JVA: There is not an answer that suits every customer. If you have kept a tidy house and are reasonably up to date with your BW implementation and just want to benefit from, for example, better Hadoop integration, then an upgrade could work well. If you have lots of obsolete objects and a data warehouse which has organically grown, then a greenfield implementation might be a better option.
CL: Good answer. I’m also heavily in favour of the Remote Conversion option which allows for a part, say a specific functional area, being independently upgraded into its own brand new greenfield implementation. I think this gives customers the opportunity to flexibly see and taste the power of BW/4HANA and experience the value it’ll add to them and the rest of their business.
When you think about the idea of establishing a Big Data Warehouse vs an Enterprise Data Warehouse – or even a ‘Mixed’ Mode Data Warehouse, such as you’re doing now with taking the best parts of Native HANA and BW – do you believe there is one “right” way of approaching the Data Warehouse challenge?
JVA: I think a clear indicator is to look at the variety of data sources that your business users require for their reporting and advanced analytics functions. If your business users are happy with reporting based mainly on data which comes from SAP ERP and other SAP systems with a ‘native’ integration to BW/4HANA, then BW/4HANA is still a great platform. When other sources become more important, for example sensor data or social media, then you are much better off with a combination of HANA native capabilities for integration and embedded advanced analytics and BW/4HANA.
CL: Given SAP’s current love affair with “Simplification” and as such BW/4HANA is a ‘simplified’ version of SAP BW (i.e. the number of modelling objects is reduced). Is there anything you think shouldn’t have been cut?
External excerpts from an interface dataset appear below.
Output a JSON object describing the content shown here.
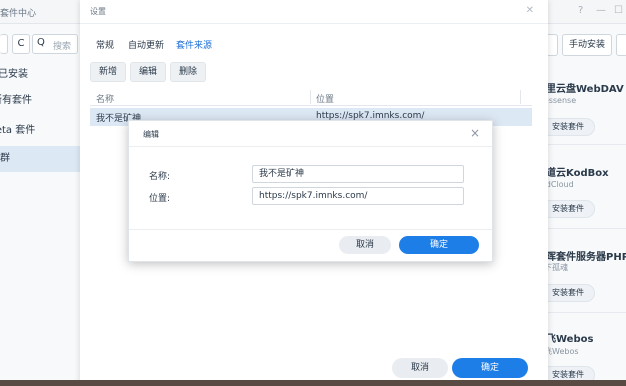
{
  "background": {
    "window_title": "套件中心",
    "window_controls": [
      "?",
      "—",
      "☐"
    ],
    "toolbar": {
      "refresh_icon": "refresh-icon",
      "search_placeholder": "搜索"
    },
    "nav_items": [
      {
        "label": "已安装",
        "active": false
      },
      {
        "label": "所有套件",
        "active": false
      },
      {
        "label": "Beta 套件",
        "active": false
      },
      {
        "label": "社群",
        "active": true
      }
    ],
    "right_buttons": {
      "manual_install": "手动安装"
    },
    "cards": [
      {
        "title": "阿里云盘WebDAV",
        "subtitle": "messense",
        "button": "安装套件"
      },
      {
        "title": "可道云KodBox",
        "subtitle": "KodCloud",
        "button": "安装套件"
      },
      {
        "title": "群晖套件服务器PHP",
        "subtitle": "矿下孤魂",
        "button": "安装套件"
      },
      {
        "title": "阿飞Webos",
        "subtitle": "阿飞Webos",
        "button": "安装套件"
      }
    ]
  },
  "settings": {
    "title": "设置",
    "tabs": [
      {
        "label": "常规",
        "active": false
      },
      {
        "label": "自动更新",
        "active": false
      },
      {
        "label": "套件来源",
        "active": true
      }
    ],
    "actions": {
      "add": "新增",
      "edit": "编辑",
      "delete": "删除"
    },
    "table": {
      "columns": [
        "名称",
        "位置"
      ],
      "rows": [
        {
          "name": "我不是矿神",
          "location": "https://spk7.imnks.com/"
        }
      ]
    },
    "footer": {
      "cancel": "取消",
      "ok": "确定"
    }
  },
  "edit_dialog": {
    "title": "编辑",
    "name_label": "名称:",
    "name_value": "我不是矿神",
    "location_label": "位置:",
    "location_value": "https://spk7.imnks.com/",
    "cancel": "取消",
    "ok": "确定"
  },
  "colors": {
    "accent": "#1e7ee8",
    "selected_row": "#dde8f5"
  }
}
JVA: Perhaps one thing – the Persistent Staging Area (PSA). Not that I liked the PSA so much, but it acted as the integration layer for tools like SAP Data Services. Moving to BW/4HANA from a BW implementation which uses SAP Data Services is not as straightforward now as I would have liked this to be.
CL: I definitely agree with you there. I did like having the option of switching on the PSA in BWoH, at the very least for debugging purposes.
Ending on a sombre note and I’ve got some tissues here, so please be honest – do you miss BEx? Do you have anything you’d like me tell her for you?
JVA: BEx is a product with a great history. It was incredibly rich and capable of doing very complex BI reporting. It also relies on what is now very old technology and obsolete for business users, as the BOBJ toolset is much more capable at providing the right toolset for the right use case. From a developer’s perspective, BW Queries in HANA Studio offer the same flexibility as BEx. So, in short, I don’t miss it but I would like to make a case for getting it included in the Hall of Fame, somewhere in between floppy disks and WordPerfect 5.1.
CL: Aw that’s nice, so you can still be friends.
Well thanks Jan, this has been enlightening and I think it’s clear that, while BW/4HANA is definitely the way of the future from a Data Warehousing perspective, it still has a lot of room to grow and improve. But who’s perfect, right? As always feel free to reach out to Jan or myself, or in fact any of my other Bluefin compatriots, if you have further questions about BW/4HANA. We’re always happy to chat.